April and May did not work out like I wanted them to. I still haven’t fixed my writing space; I’m still not sure how I could.
Instead of dwelling on that and the missed posts (and getting even more behind), I’m going to take this one word at a time. It’s not a permanent solution by any means, but it’s better than what I’ve been doing. And what a great week to start, because I did something really exciting this weekend that I’d like to share with you.
Friday, Jennifer and I (and Layla) drove down to Charleston. It was exciting from the very start. South Carolina drivers seemed to be holding a contest of who could kill us first. But we did make it in one piece. After checking in at our campsite (yes, campsite: more on that later) at James Island, we went downtown.
The stretch of King Street we were on looked like someone had turned Southpark Mall inside out and dumped it on the street. But on the next block, down Market Street, we found some of the true gems of Charleston: the open-air market, Market Street Sweets, Kaminsky’s and the attached steakhouse that was recently damaged by fie, and the Moon Pie General Store. We walked another twenty minutes to go to Blue Bicycle Books.
I don’t know how Jennifer felt about this bookstore, especially after all the trouble it took us to find it, but I love this place.

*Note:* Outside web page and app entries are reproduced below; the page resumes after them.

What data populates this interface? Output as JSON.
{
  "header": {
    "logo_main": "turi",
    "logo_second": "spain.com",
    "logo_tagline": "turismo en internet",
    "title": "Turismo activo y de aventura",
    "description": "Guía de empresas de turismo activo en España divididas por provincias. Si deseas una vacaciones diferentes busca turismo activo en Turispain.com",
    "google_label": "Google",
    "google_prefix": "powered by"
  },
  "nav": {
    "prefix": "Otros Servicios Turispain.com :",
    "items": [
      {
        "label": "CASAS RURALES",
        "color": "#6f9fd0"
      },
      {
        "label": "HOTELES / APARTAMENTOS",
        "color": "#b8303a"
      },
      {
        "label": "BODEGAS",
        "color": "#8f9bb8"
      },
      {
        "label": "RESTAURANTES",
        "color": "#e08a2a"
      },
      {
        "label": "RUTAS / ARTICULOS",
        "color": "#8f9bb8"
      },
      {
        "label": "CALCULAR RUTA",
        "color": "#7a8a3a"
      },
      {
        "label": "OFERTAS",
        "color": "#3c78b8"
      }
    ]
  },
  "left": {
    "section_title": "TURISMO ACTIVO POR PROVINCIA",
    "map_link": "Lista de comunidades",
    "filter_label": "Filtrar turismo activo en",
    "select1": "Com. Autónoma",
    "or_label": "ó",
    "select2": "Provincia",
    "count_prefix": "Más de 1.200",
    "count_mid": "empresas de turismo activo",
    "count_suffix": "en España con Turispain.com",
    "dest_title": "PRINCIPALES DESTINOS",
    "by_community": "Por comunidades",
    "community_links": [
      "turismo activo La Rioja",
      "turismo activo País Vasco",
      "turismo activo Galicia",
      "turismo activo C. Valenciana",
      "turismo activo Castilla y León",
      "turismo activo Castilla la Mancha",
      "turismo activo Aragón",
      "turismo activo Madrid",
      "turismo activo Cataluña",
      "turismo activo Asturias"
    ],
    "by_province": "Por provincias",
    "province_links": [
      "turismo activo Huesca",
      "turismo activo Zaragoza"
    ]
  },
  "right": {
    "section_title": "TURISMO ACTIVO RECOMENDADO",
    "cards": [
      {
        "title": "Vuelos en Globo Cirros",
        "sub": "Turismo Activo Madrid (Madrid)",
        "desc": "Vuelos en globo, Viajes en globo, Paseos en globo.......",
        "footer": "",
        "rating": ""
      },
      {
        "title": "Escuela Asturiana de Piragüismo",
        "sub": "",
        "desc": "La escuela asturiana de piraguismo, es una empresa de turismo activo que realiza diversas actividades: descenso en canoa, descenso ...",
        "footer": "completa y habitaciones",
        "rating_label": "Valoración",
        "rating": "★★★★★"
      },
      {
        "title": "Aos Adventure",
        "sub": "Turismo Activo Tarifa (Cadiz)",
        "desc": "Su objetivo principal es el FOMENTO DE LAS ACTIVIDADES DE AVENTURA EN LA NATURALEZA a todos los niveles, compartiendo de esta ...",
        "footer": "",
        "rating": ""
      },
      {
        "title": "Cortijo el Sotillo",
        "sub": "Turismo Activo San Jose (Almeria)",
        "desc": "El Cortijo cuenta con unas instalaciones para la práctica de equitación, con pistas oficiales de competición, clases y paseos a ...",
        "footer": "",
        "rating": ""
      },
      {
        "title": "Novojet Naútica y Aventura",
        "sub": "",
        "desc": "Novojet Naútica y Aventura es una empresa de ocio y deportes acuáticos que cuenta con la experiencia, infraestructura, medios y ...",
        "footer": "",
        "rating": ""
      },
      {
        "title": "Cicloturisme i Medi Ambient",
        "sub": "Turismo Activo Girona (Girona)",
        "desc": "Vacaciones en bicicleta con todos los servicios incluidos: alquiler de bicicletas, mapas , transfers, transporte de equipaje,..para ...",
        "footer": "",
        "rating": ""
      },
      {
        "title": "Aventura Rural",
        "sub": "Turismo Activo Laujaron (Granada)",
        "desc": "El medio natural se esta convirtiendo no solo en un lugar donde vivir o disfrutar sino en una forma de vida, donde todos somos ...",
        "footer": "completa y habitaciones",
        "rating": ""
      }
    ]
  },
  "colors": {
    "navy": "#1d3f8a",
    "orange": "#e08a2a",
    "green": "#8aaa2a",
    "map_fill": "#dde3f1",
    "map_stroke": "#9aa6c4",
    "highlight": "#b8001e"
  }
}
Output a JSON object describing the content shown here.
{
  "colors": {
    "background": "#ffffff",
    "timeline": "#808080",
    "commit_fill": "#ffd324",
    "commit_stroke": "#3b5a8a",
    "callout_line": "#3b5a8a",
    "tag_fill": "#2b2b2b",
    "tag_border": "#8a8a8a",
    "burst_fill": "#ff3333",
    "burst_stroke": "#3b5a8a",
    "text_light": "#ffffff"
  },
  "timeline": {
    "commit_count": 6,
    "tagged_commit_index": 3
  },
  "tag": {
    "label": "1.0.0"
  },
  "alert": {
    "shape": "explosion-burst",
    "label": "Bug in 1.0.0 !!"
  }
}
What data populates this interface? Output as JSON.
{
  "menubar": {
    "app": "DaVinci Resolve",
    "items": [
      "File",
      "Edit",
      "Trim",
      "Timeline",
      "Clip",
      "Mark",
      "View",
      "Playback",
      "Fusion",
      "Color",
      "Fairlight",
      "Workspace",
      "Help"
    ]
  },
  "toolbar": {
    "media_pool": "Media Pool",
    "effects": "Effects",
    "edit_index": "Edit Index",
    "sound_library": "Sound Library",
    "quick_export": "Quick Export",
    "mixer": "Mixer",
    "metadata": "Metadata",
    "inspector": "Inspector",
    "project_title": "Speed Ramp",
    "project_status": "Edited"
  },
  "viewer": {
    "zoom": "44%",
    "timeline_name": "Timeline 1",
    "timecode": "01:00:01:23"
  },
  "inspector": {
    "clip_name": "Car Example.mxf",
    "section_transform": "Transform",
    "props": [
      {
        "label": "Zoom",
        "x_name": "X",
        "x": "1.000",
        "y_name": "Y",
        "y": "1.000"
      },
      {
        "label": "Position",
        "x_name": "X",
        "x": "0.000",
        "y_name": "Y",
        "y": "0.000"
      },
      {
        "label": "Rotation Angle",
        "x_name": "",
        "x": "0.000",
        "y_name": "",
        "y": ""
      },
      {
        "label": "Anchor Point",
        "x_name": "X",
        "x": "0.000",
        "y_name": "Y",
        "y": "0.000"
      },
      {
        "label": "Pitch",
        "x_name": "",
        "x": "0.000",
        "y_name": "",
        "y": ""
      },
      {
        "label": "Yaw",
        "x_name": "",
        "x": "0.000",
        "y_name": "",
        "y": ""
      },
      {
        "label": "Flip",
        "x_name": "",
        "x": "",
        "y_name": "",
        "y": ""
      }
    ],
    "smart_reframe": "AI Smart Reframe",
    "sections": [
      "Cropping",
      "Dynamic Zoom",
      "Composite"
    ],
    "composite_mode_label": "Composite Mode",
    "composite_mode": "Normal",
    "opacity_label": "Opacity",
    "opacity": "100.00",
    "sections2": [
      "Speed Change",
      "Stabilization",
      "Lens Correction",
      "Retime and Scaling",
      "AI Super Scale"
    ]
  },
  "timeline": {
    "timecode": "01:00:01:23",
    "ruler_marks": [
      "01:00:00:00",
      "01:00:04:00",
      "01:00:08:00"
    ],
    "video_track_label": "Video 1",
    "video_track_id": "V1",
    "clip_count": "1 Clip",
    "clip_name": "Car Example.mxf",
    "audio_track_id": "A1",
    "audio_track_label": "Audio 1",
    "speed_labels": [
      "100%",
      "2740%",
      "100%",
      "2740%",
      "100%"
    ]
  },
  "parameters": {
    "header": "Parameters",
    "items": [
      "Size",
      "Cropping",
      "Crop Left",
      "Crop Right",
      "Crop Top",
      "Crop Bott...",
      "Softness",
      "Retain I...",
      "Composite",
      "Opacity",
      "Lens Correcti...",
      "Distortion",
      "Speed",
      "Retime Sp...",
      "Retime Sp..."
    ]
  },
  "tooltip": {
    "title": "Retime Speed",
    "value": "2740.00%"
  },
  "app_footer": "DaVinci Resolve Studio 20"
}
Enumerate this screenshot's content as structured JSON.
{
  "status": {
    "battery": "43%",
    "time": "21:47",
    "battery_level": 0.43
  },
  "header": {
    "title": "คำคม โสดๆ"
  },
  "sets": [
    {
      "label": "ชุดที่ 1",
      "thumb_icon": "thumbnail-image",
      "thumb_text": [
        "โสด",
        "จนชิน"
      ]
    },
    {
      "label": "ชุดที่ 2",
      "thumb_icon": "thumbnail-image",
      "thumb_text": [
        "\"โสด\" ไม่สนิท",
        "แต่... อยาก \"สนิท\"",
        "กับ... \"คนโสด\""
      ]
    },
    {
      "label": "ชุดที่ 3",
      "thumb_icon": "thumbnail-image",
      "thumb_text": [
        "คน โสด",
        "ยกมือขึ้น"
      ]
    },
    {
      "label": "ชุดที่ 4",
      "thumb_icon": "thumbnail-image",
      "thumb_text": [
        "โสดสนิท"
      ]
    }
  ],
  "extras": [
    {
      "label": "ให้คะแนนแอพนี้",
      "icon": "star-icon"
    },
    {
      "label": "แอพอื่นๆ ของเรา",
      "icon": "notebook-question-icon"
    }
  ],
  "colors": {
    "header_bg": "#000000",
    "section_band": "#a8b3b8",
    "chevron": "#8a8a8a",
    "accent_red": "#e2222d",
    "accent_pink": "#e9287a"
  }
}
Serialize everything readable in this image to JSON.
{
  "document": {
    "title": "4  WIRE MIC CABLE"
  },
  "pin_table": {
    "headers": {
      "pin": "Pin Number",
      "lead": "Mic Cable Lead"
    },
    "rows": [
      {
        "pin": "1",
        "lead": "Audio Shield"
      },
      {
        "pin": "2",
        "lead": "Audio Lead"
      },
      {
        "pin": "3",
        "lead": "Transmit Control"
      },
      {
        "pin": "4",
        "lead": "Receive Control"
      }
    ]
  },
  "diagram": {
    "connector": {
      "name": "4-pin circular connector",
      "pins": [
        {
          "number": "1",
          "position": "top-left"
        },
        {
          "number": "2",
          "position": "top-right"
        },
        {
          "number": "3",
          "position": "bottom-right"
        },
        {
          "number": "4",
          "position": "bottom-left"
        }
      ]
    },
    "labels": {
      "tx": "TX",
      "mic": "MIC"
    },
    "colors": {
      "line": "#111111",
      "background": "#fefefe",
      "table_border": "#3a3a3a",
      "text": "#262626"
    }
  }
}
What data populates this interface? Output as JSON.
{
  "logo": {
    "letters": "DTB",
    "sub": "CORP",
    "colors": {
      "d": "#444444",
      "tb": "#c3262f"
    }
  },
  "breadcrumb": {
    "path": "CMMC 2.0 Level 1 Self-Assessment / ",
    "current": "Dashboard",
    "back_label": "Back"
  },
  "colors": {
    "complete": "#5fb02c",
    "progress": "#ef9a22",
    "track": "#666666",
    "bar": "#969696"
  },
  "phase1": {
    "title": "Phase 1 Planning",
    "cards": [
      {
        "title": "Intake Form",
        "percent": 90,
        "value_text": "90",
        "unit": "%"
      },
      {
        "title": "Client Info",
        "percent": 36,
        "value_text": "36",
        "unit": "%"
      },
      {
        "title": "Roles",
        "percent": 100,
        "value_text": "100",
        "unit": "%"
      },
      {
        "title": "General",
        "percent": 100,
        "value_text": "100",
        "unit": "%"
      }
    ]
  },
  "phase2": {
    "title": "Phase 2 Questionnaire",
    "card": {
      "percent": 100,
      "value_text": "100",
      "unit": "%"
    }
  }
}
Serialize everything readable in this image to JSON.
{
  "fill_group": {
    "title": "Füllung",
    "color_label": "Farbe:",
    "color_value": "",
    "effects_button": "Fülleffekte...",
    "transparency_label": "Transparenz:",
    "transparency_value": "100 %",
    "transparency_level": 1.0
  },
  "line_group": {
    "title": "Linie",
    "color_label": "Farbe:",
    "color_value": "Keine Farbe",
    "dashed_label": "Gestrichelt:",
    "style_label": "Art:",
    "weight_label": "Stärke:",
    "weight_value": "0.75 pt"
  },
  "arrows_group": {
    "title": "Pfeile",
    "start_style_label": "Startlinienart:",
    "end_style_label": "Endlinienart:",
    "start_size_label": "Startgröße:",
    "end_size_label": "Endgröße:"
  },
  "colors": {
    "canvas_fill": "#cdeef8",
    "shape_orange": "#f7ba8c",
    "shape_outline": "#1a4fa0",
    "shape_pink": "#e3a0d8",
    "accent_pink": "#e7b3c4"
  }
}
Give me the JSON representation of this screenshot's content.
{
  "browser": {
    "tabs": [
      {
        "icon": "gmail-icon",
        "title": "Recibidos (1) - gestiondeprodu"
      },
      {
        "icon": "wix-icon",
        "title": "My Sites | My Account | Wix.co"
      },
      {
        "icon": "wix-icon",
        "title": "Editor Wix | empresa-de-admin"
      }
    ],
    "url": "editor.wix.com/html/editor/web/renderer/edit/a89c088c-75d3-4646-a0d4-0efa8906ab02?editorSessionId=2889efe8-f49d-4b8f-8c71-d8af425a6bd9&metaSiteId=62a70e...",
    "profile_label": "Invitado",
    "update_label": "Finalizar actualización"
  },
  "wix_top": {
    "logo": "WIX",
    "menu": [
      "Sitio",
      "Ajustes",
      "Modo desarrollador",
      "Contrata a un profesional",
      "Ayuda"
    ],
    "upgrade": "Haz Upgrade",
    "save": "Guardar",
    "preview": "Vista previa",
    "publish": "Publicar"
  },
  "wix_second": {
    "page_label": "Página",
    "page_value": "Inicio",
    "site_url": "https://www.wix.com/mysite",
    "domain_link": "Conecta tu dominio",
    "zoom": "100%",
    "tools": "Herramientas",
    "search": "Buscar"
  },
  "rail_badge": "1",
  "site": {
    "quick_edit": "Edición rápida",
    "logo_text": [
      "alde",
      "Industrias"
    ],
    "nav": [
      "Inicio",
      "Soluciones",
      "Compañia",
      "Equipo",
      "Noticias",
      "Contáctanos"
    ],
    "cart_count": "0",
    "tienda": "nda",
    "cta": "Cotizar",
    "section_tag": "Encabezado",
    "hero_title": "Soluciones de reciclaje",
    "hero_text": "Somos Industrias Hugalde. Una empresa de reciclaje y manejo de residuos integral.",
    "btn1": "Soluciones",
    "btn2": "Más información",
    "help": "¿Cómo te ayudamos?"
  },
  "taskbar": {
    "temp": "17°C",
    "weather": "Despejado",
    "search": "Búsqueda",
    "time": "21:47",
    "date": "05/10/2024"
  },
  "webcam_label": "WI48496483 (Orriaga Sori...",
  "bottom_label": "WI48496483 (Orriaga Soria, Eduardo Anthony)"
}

It’s quiet and peaceful, and I always feel like I’m entering a different world when I open the door and the cool air rushes at me. We only stayed a few minutes, and we didn’t buy anything but my Charleston trip wouldn’t have felt complete without it.
With First Looks over, it was time to get to the reason we were there: Questival.
For the last two weeks, I’ve been describing Questival as a scavenger hunt, but it’s not that simple. It’s 24 hours of adventures big and small. The things we were challenged to do ranged from “draw a team crest” to “eat a bug,” “sing karaoke” to “ride a unicycle.” Each quest was worth a certain amount of points. Jennifer and I focused on location quests because we wanted to see as much of Charleston as possible. We visited Rainbow Row, Waterfront Park with its pineapple fountain, and White Gardens. We even drove out to the Angel Oak Tree, a 400-year-old oak.
Most memorable was the Four Corners of Law, not because of the buildings themselves but because of the woman we met standing there: a 75-year-old former Marine who noticed we looked lost and stopped to help. She suggested we go in the church, as both Washington and Lee had worshipped there, and eat lunch at Brown Dog Deli. Unfortunately the church had just closed, but the deli was the most amazing meal I’ve had in a while. I had the Fig’N’Pig, the perfect blend of sweet and savory. Also a chocolate chip cookie, which was so sweet and gooey I almost died.
We finished Questival in 71st place. Seventy teams did better than we did…but thirty did not. At least ten of those had zero points because they didn’t even try.
Maybe we didn’t win, but we had a lot of fun exploring Charleston and stepping out of our comfort zone. And yes, camping.
This was the first time I’d ever been camping. We put up the tent and got a thousand bug bites. We even made new friends with some girls from Asheville who camped a lot. It was a great first camping trip. We’re already looking forward to the next one.
Sometimes you step out of your comfort zone and find yourself in a magical place.